Thanks all for your advices. I actually didn't even know there existed specialized places for this type of stuff. Auto shops were of no help, they have no stock and wouldn't order based on dimensions. I called an industrial bearing company (Harvey Bearings), they told me to walk in, they took the old one, got me a replacement for 1/6 the JD price and off I was. The new one fitted easily, I barely had to hammer it with the piece that slides on the shaft and hold the impeller in place. It looked too easy, but the old one wasn't any harder to move (one the rust was removed). Now its in, the shaft rotates freely, the seal doesn't and it didn't leak while upside down for a minute.

The bearing guy told me the new one would never fit. It was a good 1/8in too big. I really don't get it, but hey, at least I'm out of trouble. Hopefully it'll last! Thanks again guys!

Here is the part I used to hammer it in:
Wood Automotive tire Metal Auto part Bicycle part


Here is the installed seal!
Wood Bicycle part Tool Machine Automotive wheel system
 
  • Like
Reactions: jgayman

·
Premium Member
Joined
·
17,259 Posts
Can you share the manufacturer name and part number of the replacement seal in case someone else needs one (maybe a picture of the box with the P/N on the flap)?
 

·
Registered
Joined
·
105 Posts
Discussion Starter · #10 ·
Good idea! Here are the pictures. It's from Harvey Bearings, part number 471744. On the seal itself, it is a TCM 1019725. Been standing upside down for a couple hours and no drip. Will rebuild the blower tomorrow and post back if is leaks upon running. When I manually turn the shaft, I do hear / feel a light mechanical noise / vibration. I hope I didn't damage the inside of the box when removing the stuck impeller.

Seal itself:
Camera lens Camera accessory Cameras & optics Lens Font

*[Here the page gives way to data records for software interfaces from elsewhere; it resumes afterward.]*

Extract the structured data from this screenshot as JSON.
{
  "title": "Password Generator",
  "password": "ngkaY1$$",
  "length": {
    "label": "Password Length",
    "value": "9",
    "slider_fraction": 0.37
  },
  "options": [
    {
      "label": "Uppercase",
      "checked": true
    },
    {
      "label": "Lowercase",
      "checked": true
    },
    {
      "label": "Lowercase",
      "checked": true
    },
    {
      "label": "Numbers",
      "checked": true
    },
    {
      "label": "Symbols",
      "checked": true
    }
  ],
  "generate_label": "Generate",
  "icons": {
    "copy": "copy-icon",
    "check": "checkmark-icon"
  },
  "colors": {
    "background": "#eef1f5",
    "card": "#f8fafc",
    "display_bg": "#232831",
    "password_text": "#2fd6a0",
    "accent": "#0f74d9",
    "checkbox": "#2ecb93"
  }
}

Reseller's box:
Circuit component Hardware programmer Passive circuit component Electronic component Font
 
1 - 10 of 10 Posts
This is an older thread, you may not receive a response, and could be reviving an old thread. Please consider creating a new thread.
Top